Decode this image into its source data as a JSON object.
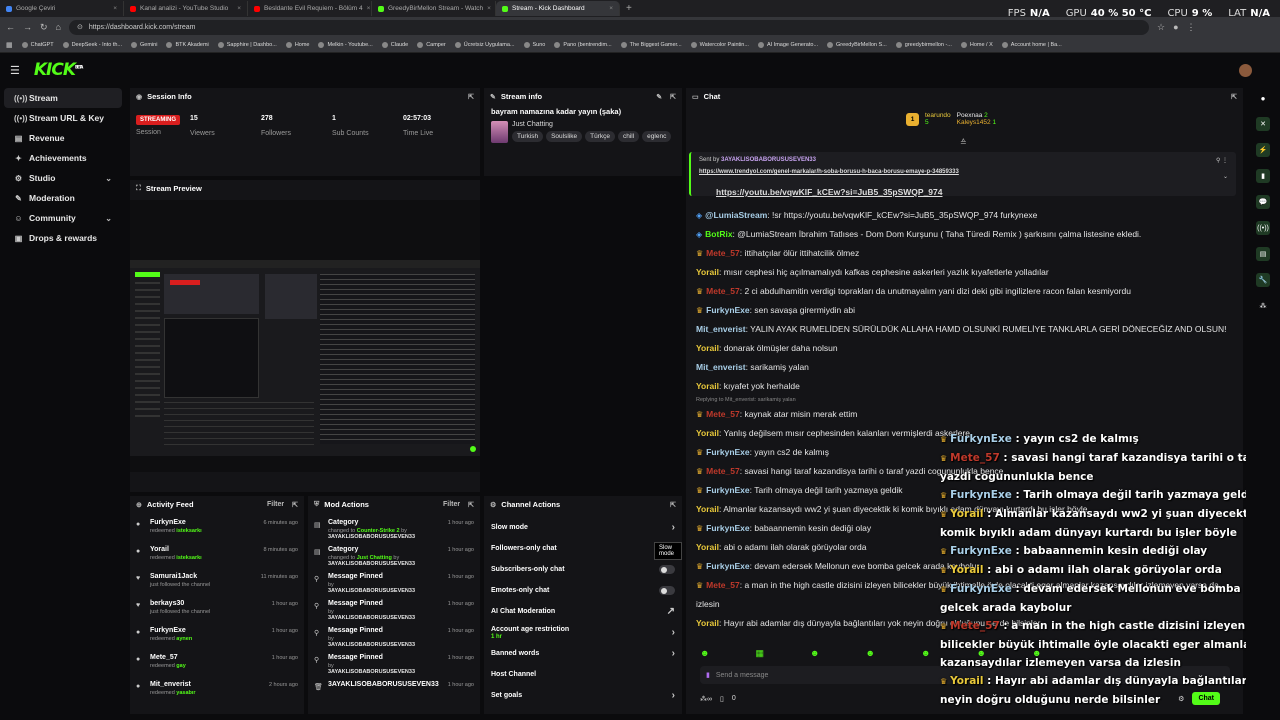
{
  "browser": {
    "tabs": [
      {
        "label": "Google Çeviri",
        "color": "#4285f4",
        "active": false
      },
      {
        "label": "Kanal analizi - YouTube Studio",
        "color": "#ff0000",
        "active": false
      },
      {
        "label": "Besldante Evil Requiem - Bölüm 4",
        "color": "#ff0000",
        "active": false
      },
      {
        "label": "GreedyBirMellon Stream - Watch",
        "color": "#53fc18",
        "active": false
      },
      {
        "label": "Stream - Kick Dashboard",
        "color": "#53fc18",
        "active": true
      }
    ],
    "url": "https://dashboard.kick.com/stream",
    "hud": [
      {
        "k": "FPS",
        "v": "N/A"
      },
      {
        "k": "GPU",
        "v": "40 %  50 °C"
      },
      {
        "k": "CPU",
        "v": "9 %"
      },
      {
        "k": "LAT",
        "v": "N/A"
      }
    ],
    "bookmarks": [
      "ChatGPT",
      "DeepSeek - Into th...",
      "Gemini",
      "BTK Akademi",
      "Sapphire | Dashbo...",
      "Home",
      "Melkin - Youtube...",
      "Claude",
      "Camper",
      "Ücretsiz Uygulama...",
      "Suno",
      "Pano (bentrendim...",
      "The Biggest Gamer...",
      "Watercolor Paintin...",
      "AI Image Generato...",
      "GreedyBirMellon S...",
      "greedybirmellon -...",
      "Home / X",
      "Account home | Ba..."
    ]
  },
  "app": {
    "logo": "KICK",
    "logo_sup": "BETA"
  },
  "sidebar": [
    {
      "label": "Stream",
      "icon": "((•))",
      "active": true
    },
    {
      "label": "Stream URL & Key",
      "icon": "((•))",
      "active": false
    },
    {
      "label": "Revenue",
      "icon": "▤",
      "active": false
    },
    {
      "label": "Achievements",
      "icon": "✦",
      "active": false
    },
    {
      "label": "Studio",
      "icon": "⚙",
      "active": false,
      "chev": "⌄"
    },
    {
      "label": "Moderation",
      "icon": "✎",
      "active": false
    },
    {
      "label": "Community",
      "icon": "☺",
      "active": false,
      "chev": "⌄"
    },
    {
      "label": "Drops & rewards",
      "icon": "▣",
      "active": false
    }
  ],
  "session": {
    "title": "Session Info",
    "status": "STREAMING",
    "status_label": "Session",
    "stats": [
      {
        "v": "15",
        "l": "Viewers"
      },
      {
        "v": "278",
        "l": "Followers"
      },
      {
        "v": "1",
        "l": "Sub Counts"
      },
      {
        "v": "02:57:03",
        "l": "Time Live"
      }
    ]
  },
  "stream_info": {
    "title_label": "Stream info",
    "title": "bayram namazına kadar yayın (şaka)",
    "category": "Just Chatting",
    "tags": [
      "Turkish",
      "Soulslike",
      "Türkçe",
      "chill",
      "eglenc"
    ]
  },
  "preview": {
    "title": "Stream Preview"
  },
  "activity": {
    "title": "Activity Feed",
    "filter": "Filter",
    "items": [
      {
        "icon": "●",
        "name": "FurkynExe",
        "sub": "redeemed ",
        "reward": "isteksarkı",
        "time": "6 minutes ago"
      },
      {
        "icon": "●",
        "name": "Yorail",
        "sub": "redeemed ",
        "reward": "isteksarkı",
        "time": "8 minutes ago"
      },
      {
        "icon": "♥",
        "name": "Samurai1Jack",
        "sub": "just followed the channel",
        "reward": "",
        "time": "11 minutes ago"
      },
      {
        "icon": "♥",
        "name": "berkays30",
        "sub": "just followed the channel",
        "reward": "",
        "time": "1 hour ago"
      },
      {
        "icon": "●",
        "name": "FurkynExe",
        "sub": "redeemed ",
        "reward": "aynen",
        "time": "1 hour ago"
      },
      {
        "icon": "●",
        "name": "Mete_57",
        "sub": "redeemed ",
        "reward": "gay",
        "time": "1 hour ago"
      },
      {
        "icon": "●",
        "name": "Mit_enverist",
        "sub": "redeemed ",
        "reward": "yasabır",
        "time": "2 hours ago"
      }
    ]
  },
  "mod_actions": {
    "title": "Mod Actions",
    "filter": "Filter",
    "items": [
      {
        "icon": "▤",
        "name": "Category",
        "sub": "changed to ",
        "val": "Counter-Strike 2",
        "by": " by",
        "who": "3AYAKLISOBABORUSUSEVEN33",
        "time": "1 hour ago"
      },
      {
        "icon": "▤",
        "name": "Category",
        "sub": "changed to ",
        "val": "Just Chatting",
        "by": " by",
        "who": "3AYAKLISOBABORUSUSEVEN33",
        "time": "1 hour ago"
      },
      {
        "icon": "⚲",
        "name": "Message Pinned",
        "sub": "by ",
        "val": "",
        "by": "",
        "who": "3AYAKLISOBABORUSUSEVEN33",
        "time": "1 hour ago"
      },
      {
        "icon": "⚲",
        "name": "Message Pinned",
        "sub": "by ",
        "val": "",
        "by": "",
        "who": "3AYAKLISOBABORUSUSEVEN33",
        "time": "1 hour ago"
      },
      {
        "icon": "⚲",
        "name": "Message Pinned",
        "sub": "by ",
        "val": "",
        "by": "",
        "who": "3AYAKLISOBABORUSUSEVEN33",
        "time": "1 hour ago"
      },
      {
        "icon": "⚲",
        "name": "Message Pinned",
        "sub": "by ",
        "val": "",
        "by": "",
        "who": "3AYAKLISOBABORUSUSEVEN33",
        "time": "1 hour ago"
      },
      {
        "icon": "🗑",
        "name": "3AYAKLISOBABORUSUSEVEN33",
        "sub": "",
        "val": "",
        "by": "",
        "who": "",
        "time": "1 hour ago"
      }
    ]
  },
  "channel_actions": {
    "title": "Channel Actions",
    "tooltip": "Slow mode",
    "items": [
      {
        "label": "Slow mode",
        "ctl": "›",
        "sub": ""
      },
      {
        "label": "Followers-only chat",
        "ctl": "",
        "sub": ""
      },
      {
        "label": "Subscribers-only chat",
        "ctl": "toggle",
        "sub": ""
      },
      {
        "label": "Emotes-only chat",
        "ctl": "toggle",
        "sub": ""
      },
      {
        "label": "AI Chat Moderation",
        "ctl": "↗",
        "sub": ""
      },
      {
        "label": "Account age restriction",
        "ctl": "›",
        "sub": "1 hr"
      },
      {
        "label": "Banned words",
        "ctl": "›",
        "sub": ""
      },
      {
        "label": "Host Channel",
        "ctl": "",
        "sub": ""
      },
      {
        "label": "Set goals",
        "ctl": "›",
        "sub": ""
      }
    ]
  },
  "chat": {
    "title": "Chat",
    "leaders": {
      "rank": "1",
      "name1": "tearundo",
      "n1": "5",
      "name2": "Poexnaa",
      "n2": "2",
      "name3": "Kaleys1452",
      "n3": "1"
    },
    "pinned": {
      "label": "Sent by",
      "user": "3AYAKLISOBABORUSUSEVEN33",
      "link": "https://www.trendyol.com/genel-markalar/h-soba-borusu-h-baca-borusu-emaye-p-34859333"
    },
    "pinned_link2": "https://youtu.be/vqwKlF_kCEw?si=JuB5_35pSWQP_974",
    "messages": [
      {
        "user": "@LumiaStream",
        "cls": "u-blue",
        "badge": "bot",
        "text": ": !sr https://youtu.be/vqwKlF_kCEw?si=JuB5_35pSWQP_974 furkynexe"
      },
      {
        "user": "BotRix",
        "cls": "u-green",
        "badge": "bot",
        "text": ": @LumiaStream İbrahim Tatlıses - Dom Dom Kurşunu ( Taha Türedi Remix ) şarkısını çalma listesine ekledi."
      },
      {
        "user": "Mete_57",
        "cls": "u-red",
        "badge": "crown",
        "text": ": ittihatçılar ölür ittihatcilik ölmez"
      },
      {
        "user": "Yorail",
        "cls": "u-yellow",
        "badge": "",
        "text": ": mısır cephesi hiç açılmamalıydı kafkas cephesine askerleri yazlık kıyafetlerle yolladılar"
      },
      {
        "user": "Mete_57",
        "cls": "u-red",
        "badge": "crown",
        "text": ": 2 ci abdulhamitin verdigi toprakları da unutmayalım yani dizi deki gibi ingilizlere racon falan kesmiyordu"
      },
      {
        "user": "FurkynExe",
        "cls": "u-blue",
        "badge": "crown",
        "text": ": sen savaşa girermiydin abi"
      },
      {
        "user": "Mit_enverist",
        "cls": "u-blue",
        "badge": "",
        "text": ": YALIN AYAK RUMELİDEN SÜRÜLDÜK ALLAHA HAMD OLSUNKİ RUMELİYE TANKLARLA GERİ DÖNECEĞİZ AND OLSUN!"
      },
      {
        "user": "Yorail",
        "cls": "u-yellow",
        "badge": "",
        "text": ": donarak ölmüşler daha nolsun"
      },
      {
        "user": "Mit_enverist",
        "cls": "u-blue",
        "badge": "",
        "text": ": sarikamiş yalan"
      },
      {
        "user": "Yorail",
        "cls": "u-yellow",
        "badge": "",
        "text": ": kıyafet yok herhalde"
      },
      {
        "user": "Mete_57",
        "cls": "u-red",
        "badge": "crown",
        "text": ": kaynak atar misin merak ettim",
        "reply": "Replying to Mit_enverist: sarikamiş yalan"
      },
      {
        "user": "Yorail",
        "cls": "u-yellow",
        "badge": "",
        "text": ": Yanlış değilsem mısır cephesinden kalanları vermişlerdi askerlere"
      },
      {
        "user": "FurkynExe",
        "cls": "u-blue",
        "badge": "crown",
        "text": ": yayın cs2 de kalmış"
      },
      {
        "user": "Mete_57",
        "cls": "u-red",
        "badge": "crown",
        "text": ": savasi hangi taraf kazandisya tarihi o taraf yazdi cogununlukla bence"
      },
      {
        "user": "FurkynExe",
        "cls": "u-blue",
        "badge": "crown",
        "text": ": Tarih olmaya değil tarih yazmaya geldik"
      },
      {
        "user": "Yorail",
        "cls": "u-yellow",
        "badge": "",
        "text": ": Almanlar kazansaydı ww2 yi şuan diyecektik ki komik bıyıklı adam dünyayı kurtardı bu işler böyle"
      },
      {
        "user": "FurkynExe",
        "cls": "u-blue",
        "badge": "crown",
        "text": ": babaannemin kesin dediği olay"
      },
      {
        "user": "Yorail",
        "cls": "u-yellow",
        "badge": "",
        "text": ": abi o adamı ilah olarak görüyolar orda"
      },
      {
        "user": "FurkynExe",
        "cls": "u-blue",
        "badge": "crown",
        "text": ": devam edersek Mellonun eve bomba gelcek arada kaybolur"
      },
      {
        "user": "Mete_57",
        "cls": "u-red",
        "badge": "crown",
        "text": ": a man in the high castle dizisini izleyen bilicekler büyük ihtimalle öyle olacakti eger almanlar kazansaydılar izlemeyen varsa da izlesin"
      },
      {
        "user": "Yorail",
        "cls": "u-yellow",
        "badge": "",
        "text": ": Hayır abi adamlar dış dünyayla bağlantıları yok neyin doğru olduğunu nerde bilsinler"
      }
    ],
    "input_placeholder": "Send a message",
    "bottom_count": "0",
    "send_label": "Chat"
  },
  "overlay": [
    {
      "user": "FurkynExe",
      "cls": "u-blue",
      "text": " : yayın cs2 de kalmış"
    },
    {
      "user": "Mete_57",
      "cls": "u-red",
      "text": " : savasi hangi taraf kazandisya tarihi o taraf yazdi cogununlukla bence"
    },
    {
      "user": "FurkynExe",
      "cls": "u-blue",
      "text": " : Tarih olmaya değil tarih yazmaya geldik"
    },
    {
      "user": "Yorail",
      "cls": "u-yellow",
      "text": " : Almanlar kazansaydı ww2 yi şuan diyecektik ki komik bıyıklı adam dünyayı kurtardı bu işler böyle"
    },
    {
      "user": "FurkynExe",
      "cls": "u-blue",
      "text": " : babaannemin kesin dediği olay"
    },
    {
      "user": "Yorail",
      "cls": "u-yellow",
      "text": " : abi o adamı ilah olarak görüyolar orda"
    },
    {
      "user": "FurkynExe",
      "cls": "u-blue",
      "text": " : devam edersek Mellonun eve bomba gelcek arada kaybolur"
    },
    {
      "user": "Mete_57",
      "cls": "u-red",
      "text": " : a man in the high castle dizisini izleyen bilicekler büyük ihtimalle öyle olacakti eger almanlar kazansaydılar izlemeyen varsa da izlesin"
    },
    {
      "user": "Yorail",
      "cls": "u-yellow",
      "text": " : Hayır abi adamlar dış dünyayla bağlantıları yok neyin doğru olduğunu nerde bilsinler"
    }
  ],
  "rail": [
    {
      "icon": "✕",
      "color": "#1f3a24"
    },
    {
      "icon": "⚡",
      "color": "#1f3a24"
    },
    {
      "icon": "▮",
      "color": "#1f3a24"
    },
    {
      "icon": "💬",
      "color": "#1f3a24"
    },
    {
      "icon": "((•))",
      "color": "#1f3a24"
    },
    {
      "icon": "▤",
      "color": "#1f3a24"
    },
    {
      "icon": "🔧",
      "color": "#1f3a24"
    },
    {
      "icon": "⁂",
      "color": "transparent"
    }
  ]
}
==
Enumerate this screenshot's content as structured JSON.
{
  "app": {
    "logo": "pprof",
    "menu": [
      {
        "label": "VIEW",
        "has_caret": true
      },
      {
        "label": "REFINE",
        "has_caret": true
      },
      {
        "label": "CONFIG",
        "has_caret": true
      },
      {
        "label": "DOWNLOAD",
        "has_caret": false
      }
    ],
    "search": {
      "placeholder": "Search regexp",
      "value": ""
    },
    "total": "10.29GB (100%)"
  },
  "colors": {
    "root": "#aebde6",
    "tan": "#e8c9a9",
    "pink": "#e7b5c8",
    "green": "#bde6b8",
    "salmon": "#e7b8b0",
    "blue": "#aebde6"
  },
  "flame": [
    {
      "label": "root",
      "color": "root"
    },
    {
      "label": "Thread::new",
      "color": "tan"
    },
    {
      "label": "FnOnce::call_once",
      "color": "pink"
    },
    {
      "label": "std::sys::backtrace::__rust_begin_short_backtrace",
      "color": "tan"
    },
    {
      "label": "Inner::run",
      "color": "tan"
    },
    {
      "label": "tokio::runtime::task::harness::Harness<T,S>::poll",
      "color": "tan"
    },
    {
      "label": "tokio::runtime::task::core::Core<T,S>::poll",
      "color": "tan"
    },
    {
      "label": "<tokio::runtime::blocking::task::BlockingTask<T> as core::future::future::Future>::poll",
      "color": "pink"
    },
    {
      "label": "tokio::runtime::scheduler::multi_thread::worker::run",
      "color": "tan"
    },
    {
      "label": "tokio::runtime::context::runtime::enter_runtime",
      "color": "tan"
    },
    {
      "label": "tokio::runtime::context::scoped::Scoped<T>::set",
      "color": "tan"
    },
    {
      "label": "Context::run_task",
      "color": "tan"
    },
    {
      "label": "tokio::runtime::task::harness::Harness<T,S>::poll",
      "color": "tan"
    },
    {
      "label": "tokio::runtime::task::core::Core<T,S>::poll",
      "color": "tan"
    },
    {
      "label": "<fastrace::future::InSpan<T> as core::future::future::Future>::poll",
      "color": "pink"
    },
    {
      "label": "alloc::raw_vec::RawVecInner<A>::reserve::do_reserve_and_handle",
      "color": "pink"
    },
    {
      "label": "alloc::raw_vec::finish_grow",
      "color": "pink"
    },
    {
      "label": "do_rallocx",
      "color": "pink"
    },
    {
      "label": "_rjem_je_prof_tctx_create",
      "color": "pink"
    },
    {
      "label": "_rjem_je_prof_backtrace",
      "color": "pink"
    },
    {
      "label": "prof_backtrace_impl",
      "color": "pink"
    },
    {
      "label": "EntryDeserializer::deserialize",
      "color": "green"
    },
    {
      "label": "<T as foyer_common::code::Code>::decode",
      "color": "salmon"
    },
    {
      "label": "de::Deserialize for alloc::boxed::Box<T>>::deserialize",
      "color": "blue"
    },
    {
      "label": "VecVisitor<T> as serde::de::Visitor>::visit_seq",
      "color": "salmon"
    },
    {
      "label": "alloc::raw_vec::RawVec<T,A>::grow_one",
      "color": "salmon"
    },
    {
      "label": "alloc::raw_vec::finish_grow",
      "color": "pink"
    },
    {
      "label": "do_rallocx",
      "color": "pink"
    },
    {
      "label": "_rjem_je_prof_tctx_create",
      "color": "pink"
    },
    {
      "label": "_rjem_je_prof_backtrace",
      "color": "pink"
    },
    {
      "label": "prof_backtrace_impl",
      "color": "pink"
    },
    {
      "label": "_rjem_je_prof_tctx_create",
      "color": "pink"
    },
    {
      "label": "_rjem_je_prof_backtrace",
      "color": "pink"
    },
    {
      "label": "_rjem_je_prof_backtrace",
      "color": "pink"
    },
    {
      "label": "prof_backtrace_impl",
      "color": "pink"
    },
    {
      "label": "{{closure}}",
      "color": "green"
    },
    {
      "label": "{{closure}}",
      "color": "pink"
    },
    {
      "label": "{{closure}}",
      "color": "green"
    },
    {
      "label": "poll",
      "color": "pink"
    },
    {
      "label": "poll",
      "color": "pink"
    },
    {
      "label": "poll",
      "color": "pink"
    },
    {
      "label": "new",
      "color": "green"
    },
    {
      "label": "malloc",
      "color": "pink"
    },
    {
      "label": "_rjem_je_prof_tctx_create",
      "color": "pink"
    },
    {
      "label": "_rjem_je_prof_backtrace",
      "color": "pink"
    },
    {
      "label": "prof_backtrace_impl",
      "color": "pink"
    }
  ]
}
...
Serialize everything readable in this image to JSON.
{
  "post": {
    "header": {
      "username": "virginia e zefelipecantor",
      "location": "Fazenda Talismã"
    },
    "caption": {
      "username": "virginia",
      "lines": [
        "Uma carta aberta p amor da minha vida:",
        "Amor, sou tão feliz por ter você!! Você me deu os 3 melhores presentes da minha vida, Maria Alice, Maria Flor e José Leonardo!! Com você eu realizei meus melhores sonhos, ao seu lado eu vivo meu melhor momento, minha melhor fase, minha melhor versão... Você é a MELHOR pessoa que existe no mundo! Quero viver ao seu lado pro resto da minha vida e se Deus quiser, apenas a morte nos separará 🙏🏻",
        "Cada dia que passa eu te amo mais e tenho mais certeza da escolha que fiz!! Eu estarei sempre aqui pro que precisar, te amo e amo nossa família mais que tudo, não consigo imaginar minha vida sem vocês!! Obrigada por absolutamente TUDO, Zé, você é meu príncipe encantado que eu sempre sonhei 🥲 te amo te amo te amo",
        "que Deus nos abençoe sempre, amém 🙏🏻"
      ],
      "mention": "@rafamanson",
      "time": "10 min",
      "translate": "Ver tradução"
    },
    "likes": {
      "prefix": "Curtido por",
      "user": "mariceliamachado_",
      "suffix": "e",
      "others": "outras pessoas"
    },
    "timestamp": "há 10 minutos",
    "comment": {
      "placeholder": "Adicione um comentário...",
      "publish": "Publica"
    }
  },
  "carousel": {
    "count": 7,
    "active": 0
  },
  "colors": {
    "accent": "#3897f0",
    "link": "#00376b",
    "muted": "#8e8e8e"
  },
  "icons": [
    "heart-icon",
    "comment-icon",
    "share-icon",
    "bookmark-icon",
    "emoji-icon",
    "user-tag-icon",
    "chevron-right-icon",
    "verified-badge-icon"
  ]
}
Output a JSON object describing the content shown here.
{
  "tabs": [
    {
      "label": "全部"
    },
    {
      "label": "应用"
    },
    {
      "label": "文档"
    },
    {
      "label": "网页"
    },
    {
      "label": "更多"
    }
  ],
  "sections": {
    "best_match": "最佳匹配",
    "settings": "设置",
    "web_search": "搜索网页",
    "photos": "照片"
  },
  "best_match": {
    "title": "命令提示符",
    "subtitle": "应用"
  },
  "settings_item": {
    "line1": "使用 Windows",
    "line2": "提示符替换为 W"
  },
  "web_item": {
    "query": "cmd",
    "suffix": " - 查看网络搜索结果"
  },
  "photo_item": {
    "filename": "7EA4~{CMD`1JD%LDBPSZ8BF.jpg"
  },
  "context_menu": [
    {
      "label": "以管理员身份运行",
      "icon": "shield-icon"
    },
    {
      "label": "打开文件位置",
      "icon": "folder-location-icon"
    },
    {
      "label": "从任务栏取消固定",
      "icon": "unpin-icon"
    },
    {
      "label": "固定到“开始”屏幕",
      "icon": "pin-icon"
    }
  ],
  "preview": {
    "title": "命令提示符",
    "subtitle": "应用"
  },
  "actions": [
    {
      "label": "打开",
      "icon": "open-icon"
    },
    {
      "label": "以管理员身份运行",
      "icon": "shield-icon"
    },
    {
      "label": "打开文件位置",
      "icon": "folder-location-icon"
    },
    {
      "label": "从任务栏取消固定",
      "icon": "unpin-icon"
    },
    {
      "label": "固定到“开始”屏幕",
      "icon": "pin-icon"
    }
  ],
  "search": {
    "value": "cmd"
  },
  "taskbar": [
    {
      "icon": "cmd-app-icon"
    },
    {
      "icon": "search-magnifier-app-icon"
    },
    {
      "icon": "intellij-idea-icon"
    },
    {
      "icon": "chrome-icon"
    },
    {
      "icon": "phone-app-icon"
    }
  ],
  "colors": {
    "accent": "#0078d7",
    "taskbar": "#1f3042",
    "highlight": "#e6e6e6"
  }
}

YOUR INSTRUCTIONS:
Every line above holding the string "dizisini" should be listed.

EXERCISE ANSWER:
        "text": ": a man in the high castle dizisini izleyen bilicekler büyük ihtimalle öyle olacakti eger almanlar kazansaydılar izlemeyen varsa da izlesin"
      "text": " : a man in the high castle dizisini izleyen bilicekler büyük ihtimalle öyle olacakti eger almanlar kazansaydılar izlemeyen varsa da izlesin"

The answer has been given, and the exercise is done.